- Carlos Flores, “‘We are living under constant video surveillance in Ecuador,’ says activist Anaís Córdova”, global voices (April 5, 2022) https://globalvoices.org/2022/04/05/we-are-living-under-constant-video-surveillance-in-ecuador-says-activist-anais-cordova/ ↑
- Sara Ortiz, “Lenín Moreno dice que el ECU 911 se usó de manera ‘perversa’ para espionaje”, el comercio (25 de abril de 2019), https://www.elcomercio.com/actualidad/seguridad/lenin-moreno-ecu-911-espionaje.html ↑
- Julieta Pelcastre, “China Exports Citizen Control Model To Bolivia”, dialogo americas (October 22, 2019), https://dialogo-americas.com/articles/china-exports-citizen-control-model-to-bolivia/#.Yk7tN9vMKUk ↑
- “La Paz: Aprueban uso de tobilleras eléctricas para sospechosos de coronavirus”. ↑
- Emily Feng, “Regulators Squash Giant Ant Group IPO”, National Public Radio NPR (November 3, 2020), https://www.npr.org/2020/11/03/930799521/regulators-squash-giant-ant-ipo?msclkid=aeb39257b6b511ecb48a52324bf3818a ↑

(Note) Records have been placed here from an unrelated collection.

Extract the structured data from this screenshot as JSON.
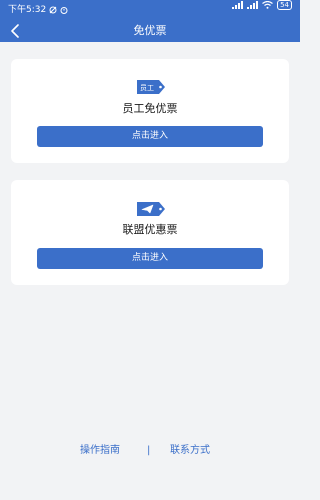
{
  "status_bar": {
    "time": "下午5:32",
    "battery": "54"
  },
  "nav": {
    "title": "免优票",
    "back_icon": "chevron-left-icon"
  },
  "cards": [
    {
      "tag_text": "员工",
      "title": "员工免优票",
      "button_label": "点击进入"
    },
    {
      "tag_icon": "paper-plane-icon",
      "title": "联盟优惠票",
      "button_label": "点击进入"
    }
  ],
  "footer": {
    "guide_label": "操作指南",
    "divider": "|",
    "contact_label": "联系方式"
  },
  "colors": {
    "primary": "#3b6fc9",
    "background": "#f2f3f5",
    "card": "#ffffff"
  }
}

- Arjun Kharpal, “Didi shares tank 7% after Chinese regulators visit the ride-hailing giant for cybersecurity review”, cnbc First In Business Worldwide (July 16, 2021), https://www.cnbc.com/2021/07/16/tech-crackdown-chinese-regulators-visit-didi-for-cybersecurity-probe.html ↑
- That pushback may have obliged DiDi to turn over its user data to Westone Information Technology, a company openly dedicated to data security tools for the Chinese Communist Party, and owned by the China Electronics Technology Group, associated with human rights abuses in Xinjian and elsewhere, thus ensuring that the PRC has more facilitated access to data collected by DiDi. ↑